HELSINKI (AP) - Engineers who used to work for Nokia are hoping to grab a share of the lucrative and highly competitive smartphone market with a new handset, which is based on the former world No. 1 cellphone maker's old software and is faintly reminiscent of its recent models.
HELSINKI (AP) — Engineers who used to work for Nokia are hoping to grab a share of the lucrative and highly competitive smartphone market with a new handset, which is based on the former world No. 1 cellphone maker's old software and is faintly reminiscent of its recent models.
The Jolla handset's Sailfish platform has been developed from the MeeGo operating software, Nokia's last open-source platform which it abandoned in 2011 when it switched over to using Microsoft Corp.'s Windows system.
The sleek 4.5-inch phone, which almost looks like it could be part of Nokia's Lumia range, features an eight megapixel camera, supports fast 4G Internet connections and includes the well-received Nokia's HERE mapping services that cover more than 190 countries.

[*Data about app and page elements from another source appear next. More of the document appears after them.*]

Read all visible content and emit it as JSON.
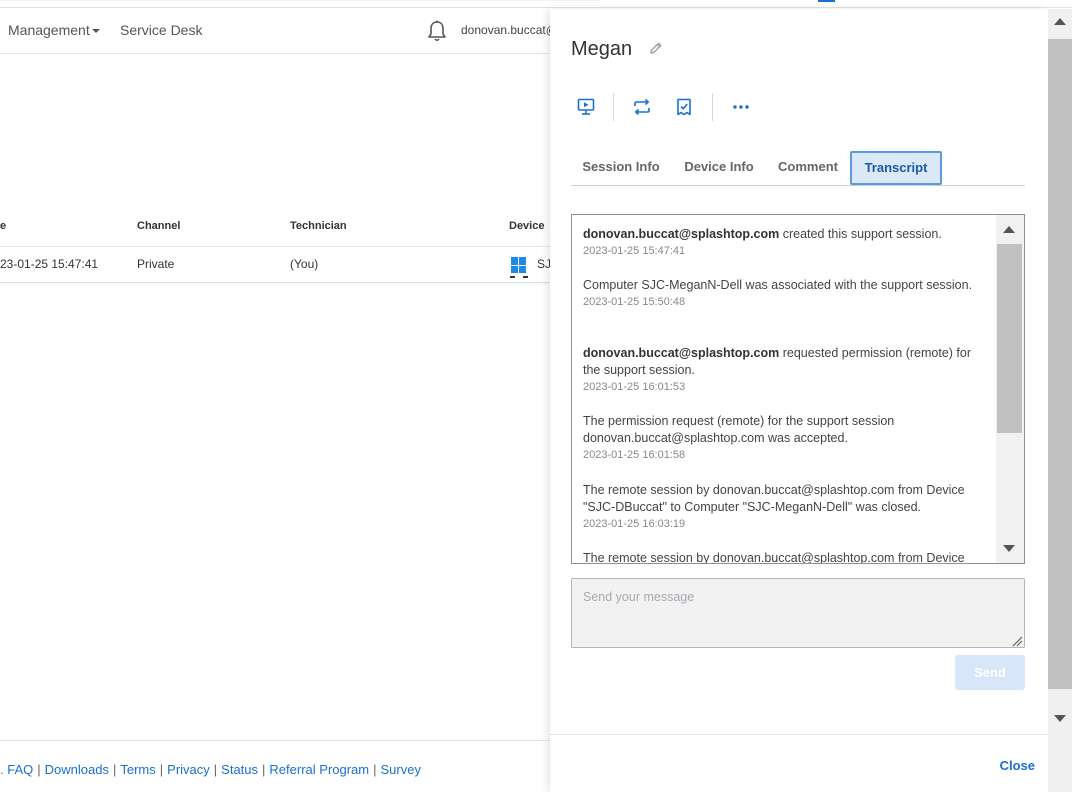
{
  "nav": {
    "management_label": "Management",
    "service_desk_label": "Service Desk",
    "user_label": "donovan.buccat@splashtop.com",
    "notification_icon": "bell-icon"
  },
  "table": {
    "headers": [
      "e",
      "Channel",
      "Technician",
      "Device"
    ],
    "rows": [
      {
        "time": "23-01-25 15:47:41",
        "channel": "Private",
        "technician": "(You)",
        "device": "SJ",
        "device_icon": "windows-icon"
      }
    ]
  },
  "footer": {
    "prefix": ".",
    "links": [
      "FAQ",
      "Downloads",
      "Terms",
      "Privacy",
      "Status",
      "Referral Program",
      "Survey"
    ]
  },
  "drawer": {
    "title": "Megan",
    "edit_icon": "pencil-icon",
    "actions": [
      {
        "icon": "remote-connect-icon"
      },
      {
        "icon": "transfer-icon"
      },
      {
        "icon": "close-session-icon"
      },
      {
        "icon": "more-icon"
      }
    ],
    "tabs": [
      {
        "label": "Session Info",
        "active": false
      },
      {
        "label": "Device Info",
        "active": false
      },
      {
        "label": "Comment",
        "active": false
      },
      {
        "label": "Transcript",
        "active": true
      }
    ],
    "transcript": [
      {
        "actor": "donovan.buccat@splashtop.com",
        "text": " created this support session.",
        "time": "2023-01-25 15:47:41"
      },
      {
        "actor": "",
        "text": "Computer SJC-MeganN-Dell was associated with the support session.",
        "time": "2023-01-25 15:50:48"
      },
      {
        "actor": "donovan.buccat@splashtop.com",
        "text": " requested permission (remote) for the support session.",
        "time": "2023-01-25 16:01:53"
      },
      {
        "actor": "",
        "text": "The permission request (remote) for the support session donovan.buccat@splashtop.com was accepted.",
        "time": "2023-01-25 16:01:58"
      },
      {
        "actor": "",
        "text": "The remote session by donovan.buccat@splashtop.com from Device \"SJC-DBuccat\" to Computer \"SJC-MeganN-Dell\" was closed.",
        "time": "2023-01-25 16:03:19"
      },
      {
        "actor": "",
        "text": "The remote session by donovan.buccat@splashtop.com from Device",
        "time": ""
      }
    ],
    "message_placeholder": "Send your message",
    "send_label": "Send",
    "close_label": "Close"
  },
  "colors": {
    "accent": "#1a6fd1",
    "tab_active_bg": "#dbe8f6",
    "send_disabled_bg": "#d7e6f9"
  }
}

But, unlike Nokia's phones, Jolla is also compatible with more than 85,000 apps provided by Google Inc.'s Android, the popular and dominant operating system that has helped Samsung overtake the former Finnish bellwether to be the world's largest cellphone maker.
Marc Dillon, head of Jolla software and one of four founders of the company in 2011, spent 11 years working for Nokia after moving from the United States. He says Jolla's open operating system gives it an edge over rivals.

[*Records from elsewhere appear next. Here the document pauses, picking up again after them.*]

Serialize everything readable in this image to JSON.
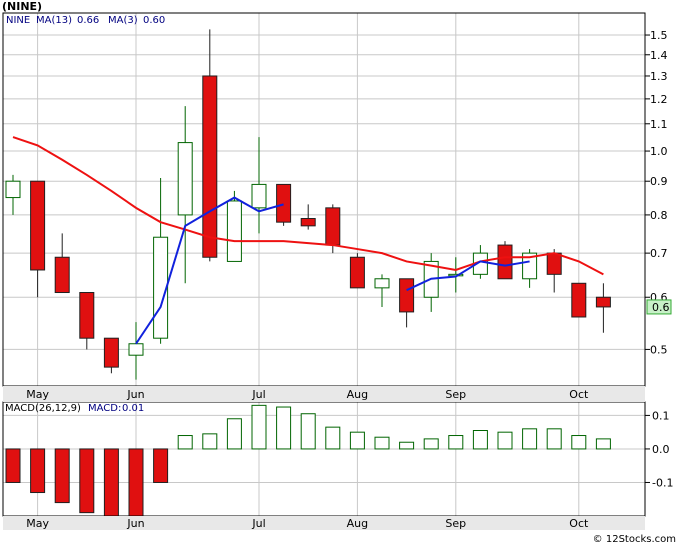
{
  "header": {
    "title": "(NINE)",
    "ma_legend": [
      {
        "label": "MA(13)",
        "value": "0.66",
        "color": "#000080"
      },
      {
        "label": "MA(3)",
        "value": "0.60",
        "color": "#000080"
      }
    ],
    "macd_legend": [
      {
        "label": "MACD(26,12,9)",
        "color": "#000000"
      },
      {
        "label": "MACD:",
        "value": "0.01",
        "color": "#000080"
      }
    ]
  },
  "colors": {
    "up_candle": "#ffffff",
    "up_outline": "#006400",
    "down_candle": "#e01010",
    "ma_long": "#ee1111",
    "ma_short": "#1122dd",
    "price_box": "#c8f0c8",
    "grid": "#c8c8c8"
  },
  "footer": {
    "copyright": "© 12Stocks.com"
  },
  "chart_data": [
    {
      "type": "candlestick",
      "scale": "log",
      "y_ticks": [
        "1.5",
        "1.4",
        "1.3",
        "1.2",
        "1.1",
        "1.0",
        "0.9",
        "0.8",
        "0.7",
        "0.6",
        "0.5"
      ],
      "y_tick_values": [
        1.5,
        1.4,
        1.3,
        1.2,
        1.1,
        1.0,
        0.9,
        0.8,
        0.7,
        0.6,
        0.5
      ],
      "ylim": [
        0.44,
        1.62
      ],
      "x_labels": [
        {
          "label": "May",
          "index": 1
        },
        {
          "label": "Jun",
          "index": 5
        },
        {
          "label": "Jul",
          "index": 10
        },
        {
          "label": "Aug",
          "index": 14
        },
        {
          "label": "Sep",
          "index": 18
        },
        {
          "label": "Oct",
          "index": 23
        }
      ],
      "last_price": "0.6",
      "candles": [
        {
          "o": 0.85,
          "h": 0.92,
          "l": 0.8,
          "c": 0.9
        },
        {
          "o": 0.9,
          "h": 0.9,
          "l": 0.6,
          "c": 0.66
        },
        {
          "o": 0.69,
          "h": 0.75,
          "l": 0.61,
          "c": 0.61
        },
        {
          "o": 0.61,
          "h": 0.61,
          "l": 0.5,
          "c": 0.52
        },
        {
          "o": 0.52,
          "h": 0.52,
          "l": 0.46,
          "c": 0.47
        },
        {
          "o": 0.49,
          "h": 0.55,
          "l": 0.45,
          "c": 0.51
        },
        {
          "o": 0.52,
          "h": 0.91,
          "l": 0.51,
          "c": 0.74
        },
        {
          "o": 0.8,
          "h": 1.17,
          "l": 0.63,
          "c": 1.03
        },
        {
          "o": 1.3,
          "h": 1.53,
          "l": 0.68,
          "c": 0.69
        },
        {
          "o": 0.68,
          "h": 0.87,
          "l": 0.68,
          "c": 0.84
        },
        {
          "o": 0.82,
          "h": 1.05,
          "l": 0.75,
          "c": 0.89
        },
        {
          "o": 0.89,
          "h": 0.89,
          "l": 0.77,
          "c": 0.78
        },
        {
          "o": 0.79,
          "h": 0.83,
          "l": 0.76,
          "c": 0.77
        },
        {
          "o": 0.82,
          "h": 0.83,
          "l": 0.7,
          "c": 0.72
        },
        {
          "o": 0.69,
          "h": 0.7,
          "l": 0.62,
          "c": 0.62
        },
        {
          "o": 0.62,
          "h": 0.65,
          "l": 0.58,
          "c": 0.64
        },
        {
          "o": 0.64,
          "h": 0.64,
          "l": 0.54,
          "c": 0.57
        },
        {
          "o": 0.6,
          "h": 0.7,
          "l": 0.57,
          "c": 0.68
        },
        {
          "o": 0.65,
          "h": 0.69,
          "l": 0.61,
          "c": 0.65
        },
        {
          "o": 0.65,
          "h": 0.72,
          "l": 0.64,
          "c": 0.7
        },
        {
          "o": 0.72,
          "h": 0.73,
          "l": 0.64,
          "c": 0.64
        },
        {
          "o": 0.64,
          "h": 0.71,
          "l": 0.62,
          "c": 0.7
        },
        {
          "o": 0.7,
          "h": 0.71,
          "l": 0.61,
          "c": 0.65
        },
        {
          "o": 0.63,
          "h": 0.63,
          "l": 0.56,
          "c": 0.56
        },
        {
          "o": 0.6,
          "h": 0.63,
          "l": 0.53,
          "c": 0.58
        }
      ],
      "ma_long": [
        1.05,
        1.02,
        0.97,
        0.92,
        0.87,
        0.82,
        0.78,
        0.76,
        0.74,
        0.73,
        0.73,
        0.73,
        0.725,
        0.72,
        0.71,
        0.7,
        0.68,
        0.67,
        0.66,
        0.68,
        0.69,
        0.69,
        0.7,
        0.68,
        0.65
      ],
      "ma_short": [
        null,
        null,
        null,
        null,
        null,
        0.51,
        0.58,
        0.77,
        0.81,
        0.85,
        0.81,
        0.83,
        null,
        null,
        null,
        null,
        0.615,
        0.64,
        0.645,
        0.68,
        0.67,
        0.68,
        null,
        null,
        null
      ],
      "ma_short_segments": [
        [
          5,
          6,
          7,
          8,
          9,
          10,
          11
        ],
        [
          16,
          17,
          18,
          19,
          20,
          21
        ]
      ],
      "ma_long_color": "red",
      "ma_short_color": "blue",
      "x_tail_labels": [
        {
          "label": "May",
          "index": 1
        },
        {
          "label": "Jun",
          "index": 5
        },
        {
          "label": "Jul",
          "index": 10
        },
        {
          "label": "Aug",
          "index": 14
        },
        {
          "label": "Sep",
          "index": 18
        },
        {
          "label": "Oct",
          "index": 23
        }
      ]
    },
    {
      "type": "bar",
      "y_ticks": [
        "0.1",
        "0.0",
        "-0.1"
      ],
      "y_tick_values": [
        0.1,
        0.0,
        -0.1
      ],
      "ylim": [
        -0.2,
        0.14
      ],
      "values": [
        -0.1,
        -0.13,
        -0.16,
        -0.19,
        -0.21,
        -0.2,
        -0.1,
        0.04,
        0.045,
        0.09,
        0.13,
        0.125,
        0.105,
        0.065,
        0.05,
        0.035,
        0.02,
        0.03,
        0.04,
        0.055,
        0.05,
        0.06,
        0.06,
        0.04,
        0.03
      ]
    }
  ]
}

"We are providing a world-class choice ... that is an alternative for consumers (and) that can be very agile and powerful," Dillon said in an interview in a Helsinki office block previously occupied by Nokia employees before it laid off thousands. "For our operating system business we have a huge opportunity because there is currently one choice really available to every global mobile manufacturer and that's Android."

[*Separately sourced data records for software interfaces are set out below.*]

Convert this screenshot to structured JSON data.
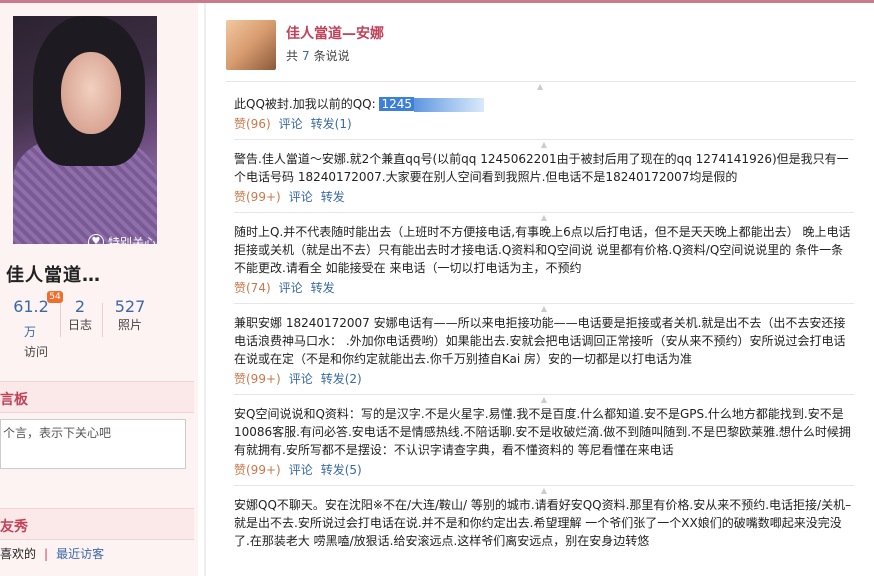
{
  "profile": {
    "name": "佳人當道…",
    "special_care_label": "特别关心",
    "stats": [
      {
        "value": "61.2",
        "unit": "万",
        "label": "访问",
        "badge": "54"
      },
      {
        "value": "2",
        "label": "日志"
      },
      {
        "value": "527",
        "label": "照片"
      }
    ]
  },
  "message_board": {
    "title": "言板",
    "placeholder": "个言，表示下关心吧"
  },
  "friends": {
    "title": "友秀",
    "tabs": [
      "喜欢的",
      "最近访客"
    ]
  },
  "feed": {
    "owner_name": "佳人當道—安娜",
    "count_prefix": "共",
    "count": "7",
    "count_suffix": "条说说",
    "posts": [
      {
        "text_before": "此QQ被封.加我以前的QQ: ",
        "highlight": "1245",
        "text_after": "",
        "like": "赞(96)",
        "comment": "评论",
        "forward": "转发(1)"
      },
      {
        "text_before": "警告.佳人當道～安娜.就2个兼直qq号(以前qq 1245062201由于被封后用了现在的qq 1274141926)但是我只有一个电话号码 18240172007.大家要在别人空间看到我照片.但电话不是18240172007均是假的",
        "like": "赞(99+)",
        "comment": "评论",
        "forward": "转发"
      },
      {
        "text_before": "随时上Q.并不代表随时能出去（上班时不方便接电话,有事晚上6点以后打电话，但不是天天晚上都能出去） 晚上电话拒接或关机（就是出不去）只有能出去时才接电话.Q资料和Q空间说 说里都有价格.Q资料/Q空间说说里的 条件一条不能更改.请看全 如能接受在 来电话（一切以打电话为主，不预约",
        "like": "赞(74)",
        "comment": "评论",
        "forward": "转发"
      },
      {
        "text_before": "兼职安娜 18240172007 安娜电话有——所以来电拒接功能——电话要是拒接或者关机.就是出不去（出不去安还接电话浪费神马口水： .外加你电话费哟）如果能出去.安就会把电话调回正常接听（安从来不预约）安所说过会打电话在说或在定（不是和你约定就能出去.你千万别揸自Kai 房）安的一切都是以打电话为准",
        "like": "赞(99+)",
        "comment": "评论",
        "forward": "转发(2)"
      },
      {
        "text_before": "安Q空间说说和Q资料：写的是汉字.不是火星字.易懂.我不是百度.什么都知道.安不是GPS.什么地方都能找到.安不是10086客服.有问必答.安电话不是情感热线.不陪话聊.安不是收破烂滴.做不到随叫随到.不是巴黎欧莱雅.想什么时候拥有就拥有.安所写都不是摆设：不认识字请查字典，看不懂资料的 等尼看懂在来电话",
        "like": "赞(99+)",
        "comment": "评论",
        "forward": "转发(5)"
      },
      {
        "text_before": "安娜QQ不聊天。安在沈阳※不在/大连/鞍山/ 等别的城市.请看好安QQ资料.那里有价格.安从来不预约.电话拒接/关机–就是出不去.安所说过会打电话在说.并不是和你约定出去.希望理解 一个爷们张了一个XX娘们的破嘴数唧起来没完没了.在那装老大 唠黑嗑/放狠话.给安滚远点.这样爷们离安远点，别在安身边转悠",
        "like": "",
        "comment": "",
        "forward": ""
      }
    ]
  }
}
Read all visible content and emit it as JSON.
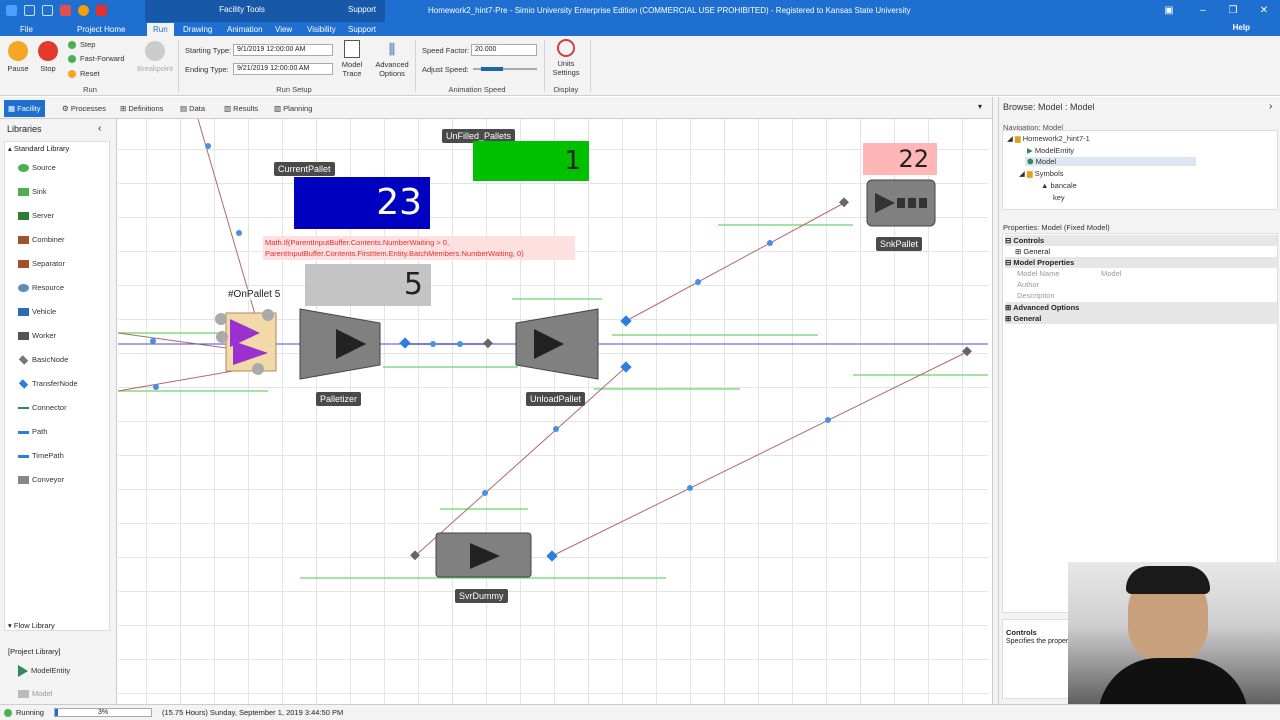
{
  "window": {
    "title": "Homework2_hint7-Pre - Simio University Enterprise Edition (COMMERCIAL USE PROHIBITED) - Registered to Kansas State University",
    "context_tab": "Facility Tools",
    "support_ctx": "Support"
  },
  "ribbon_tabs": [
    "File",
    "Project Home",
    "Run",
    "Drawing",
    "Animation",
    "View",
    "Visibility",
    "Support"
  ],
  "help": "Help",
  "run_group": {
    "pause": "Pause",
    "stop": "Stop",
    "step": "Step",
    "fast_forward": "Fast-Forward",
    "reset": "Reset",
    "breakpoint": "Breakpoint",
    "label": "Run"
  },
  "run_setup": {
    "starting_type_label": "Starting Type:",
    "starting_type_value": "9/1/2019 12:00:00 AM",
    "ending_type_label": "Ending Type:",
    "ending_type_value": "9/21/2019 12:00:00 AM",
    "model_trace": "Model Trace",
    "advanced_options": "Advanced Options",
    "label": "Run Setup"
  },
  "animation_speed": {
    "speed_factor_label": "Speed Factor:",
    "speed_factor_value": "20.000",
    "adjust_speed_label": "Adjust Speed:",
    "label": "Animation Speed"
  },
  "display": {
    "units_settings": "Units Settings",
    "label": "Display"
  },
  "view_tabs": [
    "Facility",
    "Processes",
    "Definitions",
    "Data",
    "Results",
    "Planning"
  ],
  "libraries": {
    "title": "Libraries",
    "standard_library": "Standard Library",
    "items": [
      "Source",
      "Sink",
      "Server",
      "Combiner",
      "Separator",
      "Resource",
      "Vehicle",
      "Worker",
      "BasicNode",
      "TransferNode",
      "Connector",
      "Path",
      "TimePath",
      "Conveyor"
    ],
    "flow_library": "Flow Library",
    "project_library": "[Project Library]",
    "project_items": [
      "ModelEntity",
      "Model"
    ]
  },
  "canvas": {
    "unfilled_pallets_label": "UnFilled_Pallets",
    "unfilled_pallets_value": "1",
    "current_pallet_label": "CurrentPallet",
    "current_pallet_value": "23",
    "expression_line1": "Math.If(ParentInputBuffer.Contents.NumberWaiting > 0,",
    "expression_line2": "ParentInputBuffer.Contents.FirstItem.Entity.BatchMembers.NumberWaiting, 0)",
    "expression_value": "5",
    "on_pallet_label": "#OnPallet 5",
    "snk_value": "22",
    "palletizer": "Palletizer",
    "unload_pallet": "UnloadPallet",
    "svr_dummy": "SvrDummy",
    "snk_pallet": "SnkPallet"
  },
  "browse": {
    "title": "Browse: Model : Model",
    "navigation": "Navigation: Model",
    "tree": [
      "Homework2_hint7-1",
      "ModelEntity",
      "Model",
      "Symbols",
      "bancale",
      "key"
    ]
  },
  "properties": {
    "title": "Properties: Model (Fixed Model)",
    "controls": "Controls",
    "general_sub": "General",
    "model_properties": "Model Properties",
    "model_name_label": "Model Name",
    "model_name_value": "Model",
    "author": "Author",
    "description": "Description",
    "advanced_options": "Advanced Options",
    "general": "General",
    "help_title": "Controls",
    "help_text": "Specifies the proper"
  },
  "status": {
    "running": "Running",
    "progress_text": "3%",
    "progress": 0.03,
    "time": "(15.75 Hours) Sunday, September 1, 2019 3:44:50 PM"
  },
  "colors": {
    "accent": "#1e6fd0",
    "unfilled": "#00c000",
    "current": "#0000c0",
    "snk": "#ffb6b6"
  }
}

Other systems, such as Apple's iOS or Microsoft's Windows, can be carried only on handsets manufactured by those companies.
In a consumer test, the Jolla, which has a price tag of 399 euros ($540), didn't seem to have much to make it stand out among other smartphones. Its camera is standard; it uses a MicroSD card; has 16GB of memory storage, with a talk time and battery time of some 9-10 hours. But it has nice touches, including multiple swipe features and a useful user-replaceable battery, unlike many other models.
Neil Mawston from Strategy Analytics near London says the Jolla is not "an iPhone or Samsung Galaxy killer" although it but could find a niche in the relentless smartphone race.
"At some point people will start looking for an alternative to Android and Apple so there might be an opportunity in this very cyclical market for Jolla to grab market share," Mawston said. "But I think it will be two or three versions down the line before we really know whether Jolla or Sailfish is worthy of challenging Apple or Android or Microsoft."
Finnish telecoms company DNA, which started selling the Jolla handset on Wednesday evening as hundreds lined up outside the Jolla-DNA marquee in the city center, said it had "thousands of preorders" in 136 countries, led by Finland, Germany and Britain.
The company Jolla, which now has more than 100 employees in Finland and Hong Kong, has found backers among Finnish and foreign investors, including Hong-Kong based China Fortune Holdings Ltd., but Dillon declined to give more information.